While Bourrie’s historical perspective is useful, he misses the chance to place Canada’s experience in an international scope. Many of the same restrictions seen in Canada are part of a worldwide trend.
...heartening about Saul’s book is his profiling of a new generation of aboriginal leadership perfectly capable of dealing with their counterparts in government and business.
Much more is revealed as this brilliant fiction works thrilling variations on, and consolations for, its plangent message: that “in the end, everyone loses everyone.” Yes, but look what Foer has found.
Overall, the book would have benefitted from more stringent editing. The consistent use of working class Dublin colloquialism versus using the dialect only in dialogue might grate and runs the risk of making the work less accessible.
This is a must-read book -- most especially for every member of the Oireachtas and local authorities, for senior officials in central and local government, and -- yes -- for political lobbyists too.
Nothing is ever so dark that good people can’t make the world better by turning on more lights, he suggests, and that makes In One Person’s conclusion a thing of beauty.
offers a case study in an important truth: Far better to read one well-researched volume, like this, than to wade through day after day of fragmentary, often overwrought and ultimately overwhelming media coverage

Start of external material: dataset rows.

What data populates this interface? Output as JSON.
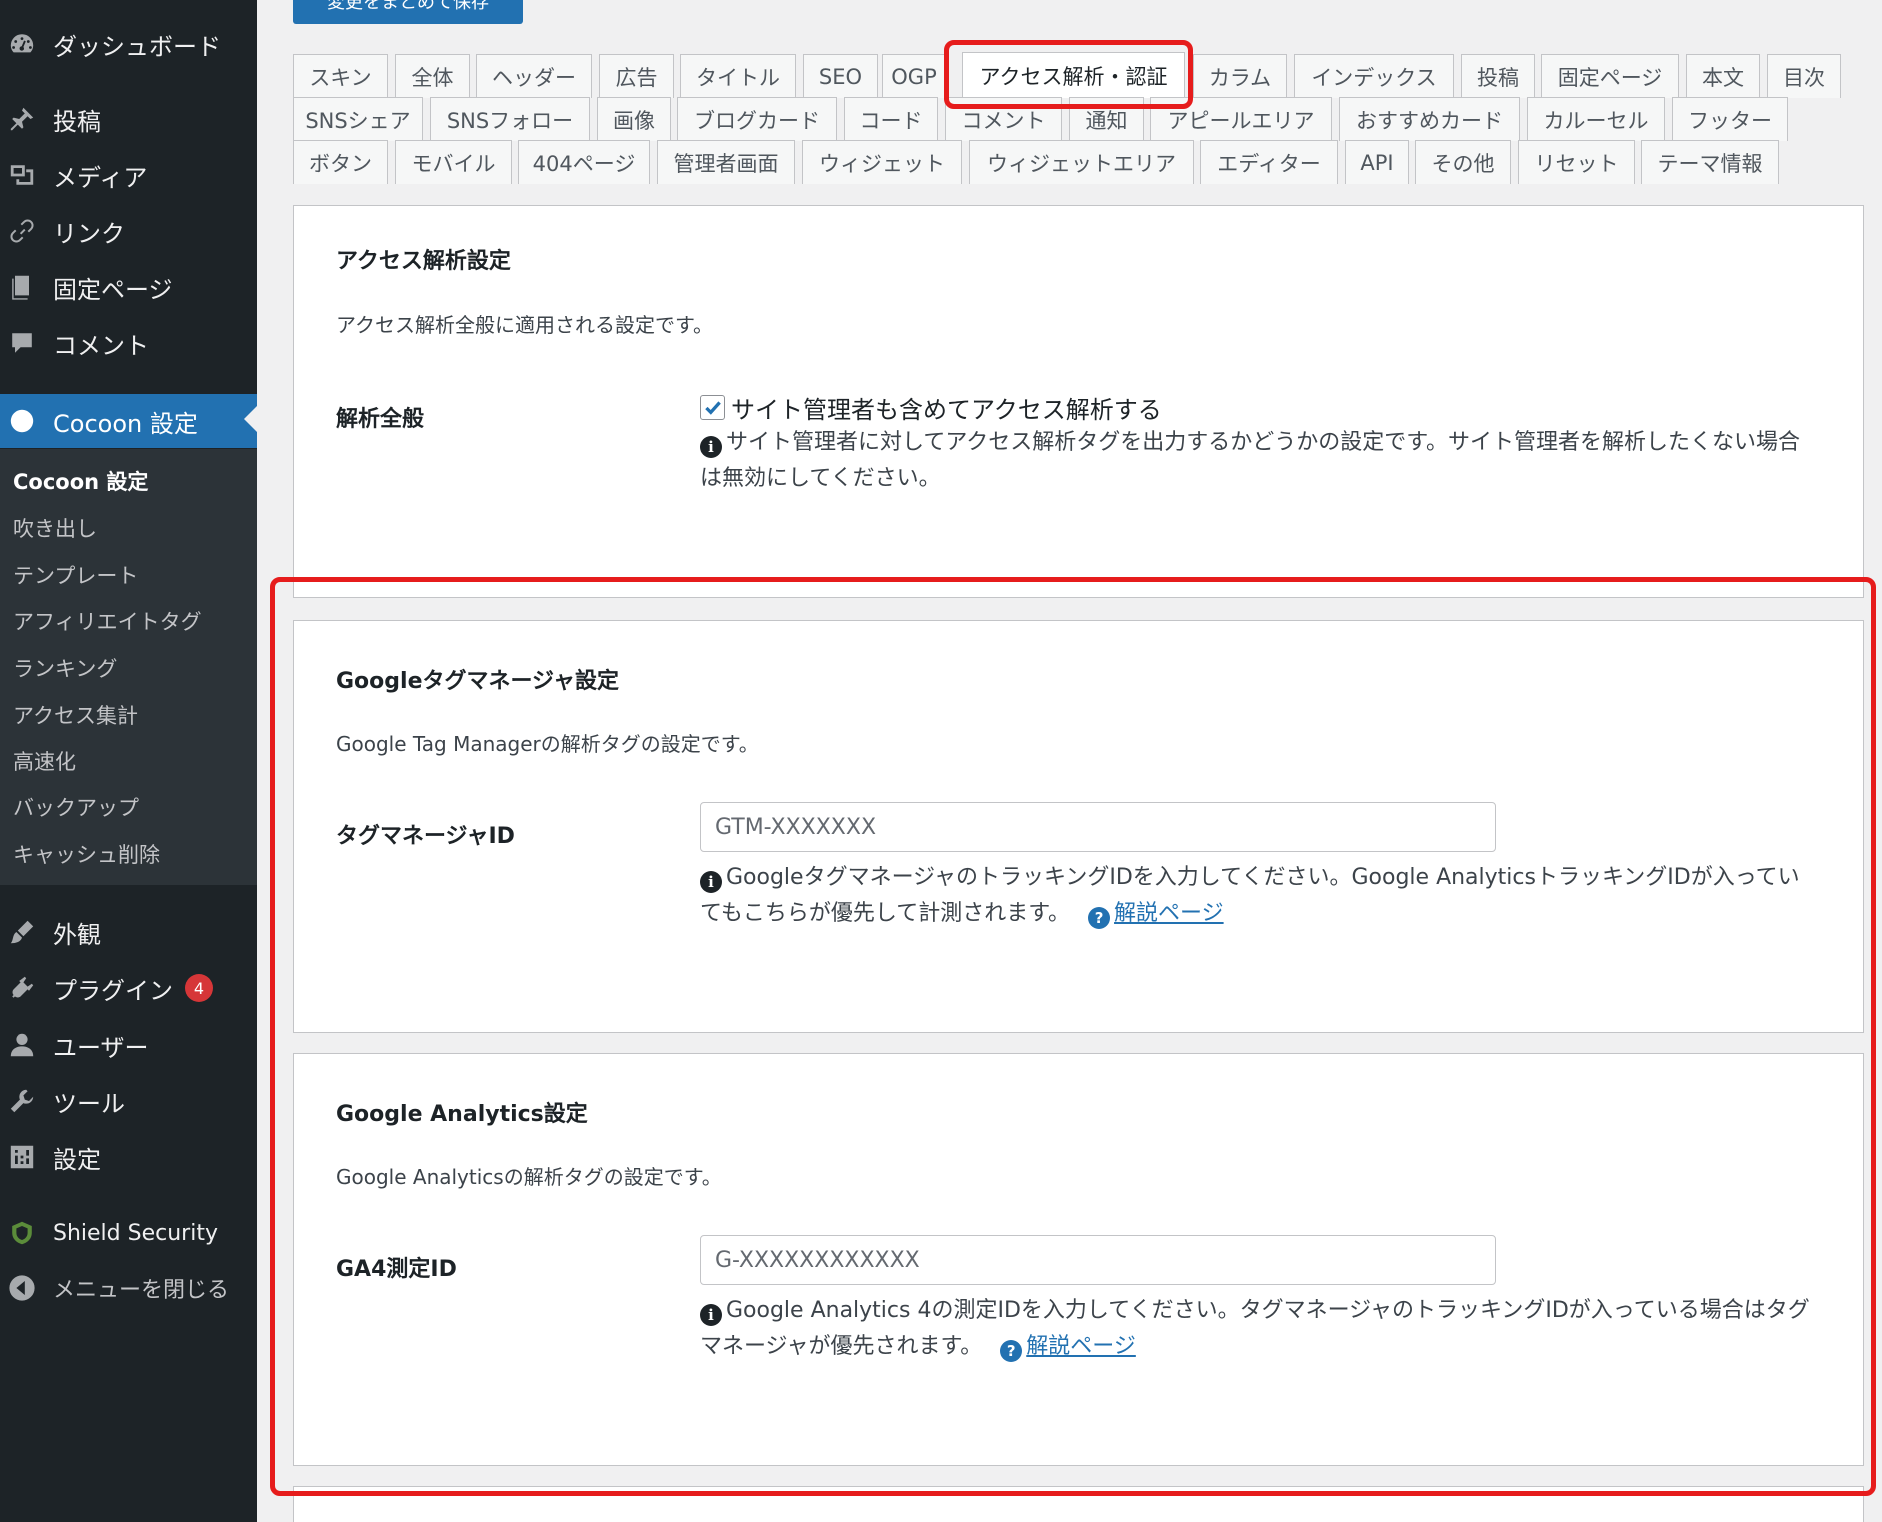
{
  "sidebar": {
    "top_items": [
      {
        "label": "ダッシュボード",
        "icon": "dashboard-icon"
      },
      {
        "label": "投稿",
        "icon": "pin-icon"
      },
      {
        "label": "メディア",
        "icon": "media-icon"
      },
      {
        "label": "リンク",
        "icon": "link-icon"
      },
      {
        "label": "固定ページ",
        "icon": "page-icon"
      },
      {
        "label": "コメント",
        "icon": "comment-icon"
      }
    ],
    "active_item": {
      "label": "Cocoon 設定",
      "icon": "circle-icon"
    },
    "submenu": [
      {
        "label": "Cocoon 設定"
      },
      {
        "label": "吹き出し"
      },
      {
        "label": "テンプレート"
      },
      {
        "label": "アフィリエイトタグ"
      },
      {
        "label": "ランキング"
      },
      {
        "label": "アクセス集計"
      },
      {
        "label": "高速化"
      },
      {
        "label": "バックアップ"
      },
      {
        "label": "キャッシュ削除"
      }
    ],
    "bottom_items": [
      {
        "label": "外観",
        "icon": "brush-icon"
      },
      {
        "label": "プラグイン",
        "icon": "plugin-icon",
        "badge": "4"
      },
      {
        "label": "ユーザー",
        "icon": "user-icon"
      },
      {
        "label": "ツール",
        "icon": "wrench-icon"
      },
      {
        "label": "設定",
        "icon": "settings-icon"
      }
    ],
    "shield": {
      "label": "Shield Security",
      "icon": "shield-icon"
    },
    "collapse": {
      "label": "メニューを閉じる",
      "icon": "collapse-arrow-icon"
    }
  },
  "save_button": {
    "label": "変更をまとめて保存"
  },
  "tabs": {
    "row1": [
      "スキン",
      "全体",
      "ヘッダー",
      "広告",
      "タイトル",
      "SEO",
      "OGP",
      "アクセス解析・認証",
      "カラム",
      "インデックス",
      "投稿",
      "固定ページ",
      "本文",
      "目次"
    ],
    "row2": [
      "SNSシェア",
      "SNSフォロー",
      "画像",
      "ブログカード",
      "コード",
      "コメント",
      "通知",
      "アピールエリア",
      "おすすめカード",
      "カルーセル",
      "フッター"
    ],
    "row3": [
      "ボタン",
      "モバイル",
      "404ページ",
      "管理者画面",
      "ウィジェット",
      "ウィジェットエリア",
      "エディター",
      "API",
      "その他",
      "リセット",
      "テーマ情報"
    ],
    "active": "アクセス解析・認証"
  },
  "access_panel": {
    "title": "アクセス解析設定",
    "description": "アクセス解析全般に適用される設定です。",
    "field_label": "解析全般",
    "checkbox_label": "サイト管理者も含めてアクセス解析する",
    "checkbox_checked": true,
    "help": "サイト管理者に対してアクセス解析タグを出力するかどうかの設定です。サイト管理者を解析したくない場合は無効にしてください。"
  },
  "gtm_panel": {
    "title": "Googleタグマネージャ設定",
    "description": "Google Tag Managerの解析タグの設定です。",
    "field_label": "タグマネージャID",
    "placeholder": "GTM-XXXXXXX",
    "help": "Googleタグマネージャのトラッキングを入力してください。Google Analyticsトラッキングが入っていてもこちらが優先して計測されます。",
    "help_text": "Googleタグマネージャのトラッキングを入力してください。Google Analyticsトラッキングが入っていてもこちらが優先して計測されます。",
    "help_full": "Googleタグマネージャのトラッキングを入力してください。",
    "help_line": "Googleタグマネージャのトラッキングを入力してください。",
    "help_display": "GoogleタグマネージャのトラッキングIDを入力してください。Google AnalyticsトラッキングIDが入っていてもこちらが優先して計測されます。",
    "link_label": "解説ページ"
  },
  "ga_panel": {
    "title": "Google Analytics設定",
    "description": "Google Analyticsの解析タグの設定です。",
    "field_label": "GA4測定ID",
    "placeholder": "G-XXXXXXXXXXXX",
    "help_display": "Google Analytics 4の測定IDを入力してください。タグマネージャのトラッキングIDが入っている場合はタグマネージャが優先されます。",
    "link_label": "解説ページ"
  },
  "colors": {
    "sidebar_bg": "#1d2327",
    "accent": "#2271b1",
    "highlight": "#e61c1c"
  }
}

The Occupy protesters may have gone home, at least for now, but the issues they highlighted are front and center. And if you want to find out more about them, I thoroughly recommend “The Occupy Handbook.”
They err, however, in using omniscient narration to relate Tania’s fabricated back story and experiences on 9/11: “What really struck Tania about Dave was … that he volunteered in a soup kitchen on weekends and taught children to read for a local literacy organization.
The real problem with Drift is that it spends its 252 pages drifting through too many topics.
Humorous adventure tales just don’t get any more wacked…or fun to read than this.
No Time Like the Present is written in grammar-flouting stream-of-consciousness prose that is sometimes only comprehensible when you take a run at it.
Michael Klare’s outstanding book -- exhaustively-researched, beautifully-written, and convincingly-argued -- helps move this vital project forward.
...it is highly desirable that the book becomes widely distributed and forms part of any sustainability discussion whether in the educational, commercial or political sector.
Reading this book is like attending a seminar on the ills and opportunities of modern life.